GIVEN DATA below:
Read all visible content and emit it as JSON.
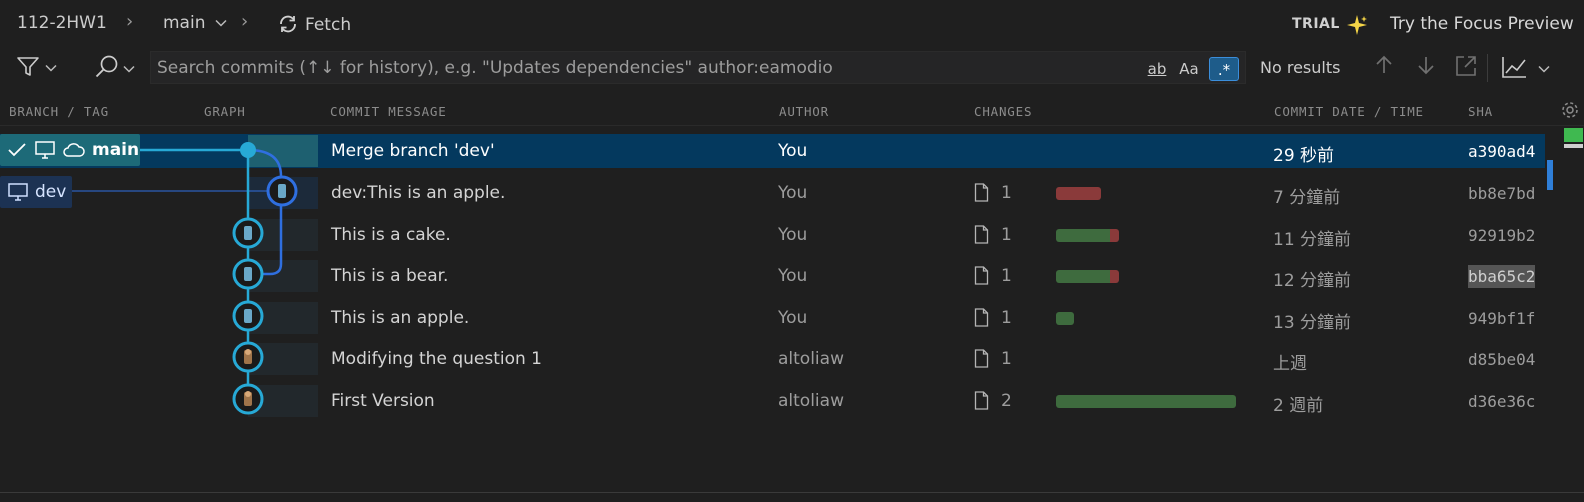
{
  "topbar": {
    "repo": "112-2HW1",
    "branch": "main",
    "fetch_label": "Fetch",
    "trial_label": "TRIAL",
    "focus_label": "Try the Focus Preview"
  },
  "search": {
    "placeholder": "Search commits (↑↓ for history), e.g. \"Updates dependencies\" author:eamodio",
    "match_word_label": "ab",
    "match_case_label": "Aa",
    "regex_label": ".*",
    "results_label": "No results"
  },
  "columns": {
    "branch": "BRANCH / TAG",
    "graph": "GRAPH",
    "message": "COMMIT MESSAGE",
    "author": "AUTHOR",
    "changes": "CHANGES",
    "date": "COMMIT DATE / TIME",
    "sha": "SHA"
  },
  "branches": {
    "main": "main",
    "dev": "dev"
  },
  "commits": [
    {
      "message": "Merge branch 'dev'",
      "author": "You",
      "files": "",
      "date": "29 秒前",
      "sha": "a390ad4",
      "adds": 0,
      "dels": 0
    },
    {
      "message": "dev:This is an apple.",
      "author": "You",
      "files": "1",
      "date": "7 分鐘前",
      "sha": "bb8e7bd",
      "adds": 0,
      "dels": 1
    },
    {
      "message": "This is a cake.",
      "author": "You",
      "files": "1",
      "date": "11 分鐘前",
      "sha": "92919b2",
      "adds": 6,
      "dels": 1
    },
    {
      "message": "This is a bear.",
      "author": "You",
      "files": "1",
      "date": "12 分鐘前",
      "sha": "bba65c2",
      "adds": 6,
      "dels": 1
    },
    {
      "message": "This is an apple.",
      "author": "You",
      "files": "1",
      "date": "13 分鐘前",
      "sha": "949bf1f",
      "adds": 2,
      "dels": 0
    },
    {
      "message": "Modifying the question 1",
      "author": "altoliaw",
      "files": "1",
      "date": "上週",
      "sha": "d85be04",
      "adds": 0,
      "dels": 0
    },
    {
      "message": "First Version",
      "author": "altoliaw",
      "files": "2",
      "date": "2 週前",
      "sha": "d36e36c",
      "adds": 20,
      "dels": 0
    }
  ],
  "colors": {
    "main_branch": "#1d6a78",
    "dev_branch": "#2f6fe0",
    "graph_main": "#27a9d6",
    "additions": "#3e6b3e",
    "deletions": "#8a3a3a",
    "selected_row": "#04395e"
  }
}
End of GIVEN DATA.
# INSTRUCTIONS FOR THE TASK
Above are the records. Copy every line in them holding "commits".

# FINISHED EXERCISE
    "placeholder": "Search commits (↑↓ for history), e.g. \"Updates dependencies\" author:eamodio",
  "commits": [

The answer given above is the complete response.